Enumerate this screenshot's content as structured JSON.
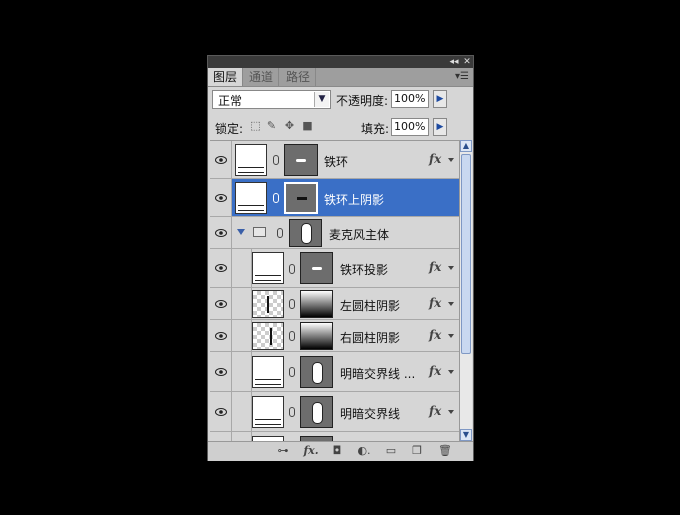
{
  "panel": {
    "tabs": [
      "图层",
      "通道",
      "路径"
    ],
    "active_tab": "图层",
    "blend_mode": "正常",
    "opacity_label": "不透明度:",
    "opacity_value": "100%",
    "lock_label": "锁定:",
    "fill_label": "填充:",
    "fill_value": "100%"
  },
  "layers": [
    {
      "name": "铁环",
      "fx": "fx"
    },
    {
      "name": "铁环上阴影"
    },
    {
      "name": "麦克风主体"
    },
    {
      "name": "铁环投影",
      "fx": "fx"
    },
    {
      "name": "左圆柱阴影",
      "fx": "fx"
    },
    {
      "name": "右圆柱阴影",
      "fx": "fx"
    },
    {
      "name": "明暗交界线 ...",
      "fx": "fx"
    },
    {
      "name": "明暗交界线",
      "fx": "fx"
    }
  ],
  "bottom_toolbar": {
    "fx_label": "fx."
  },
  "icons": [
    "collapse-icon",
    "close-icon",
    "panel-menu-icon",
    "eye-icon",
    "chain-icon",
    "folder-icon",
    "link-icon",
    "mask-icon",
    "adjustment-icon",
    "new-group-icon",
    "new-layer-icon",
    "trash-icon"
  ],
  "colors": {
    "selection": "#3a6fc6",
    "panel_bg": "#d6d6d6"
  }
}
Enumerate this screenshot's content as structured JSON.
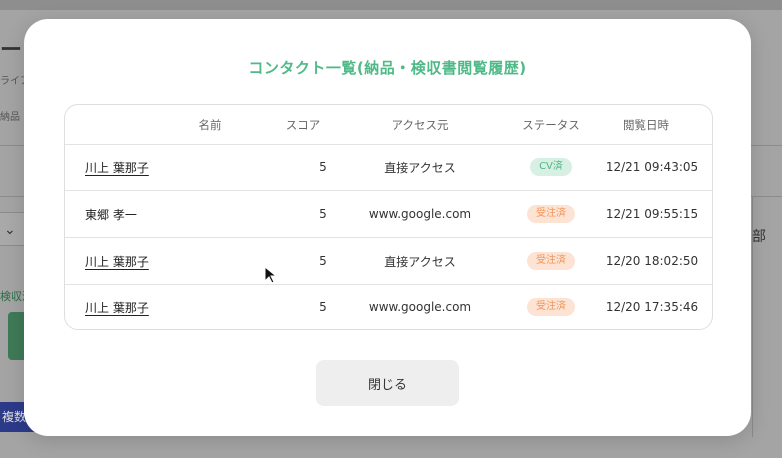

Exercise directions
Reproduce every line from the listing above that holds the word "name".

Task response
      "name": "铁环",
      "name": "铁环上阴影"
      "name": "麦克风主体"
      "name": "铁环投影",
      "name": "左圆柱阴影",
      "name": "右圆柱阴影",
      "name": "明暗交界线 ...",
      "name": "明暗交界线",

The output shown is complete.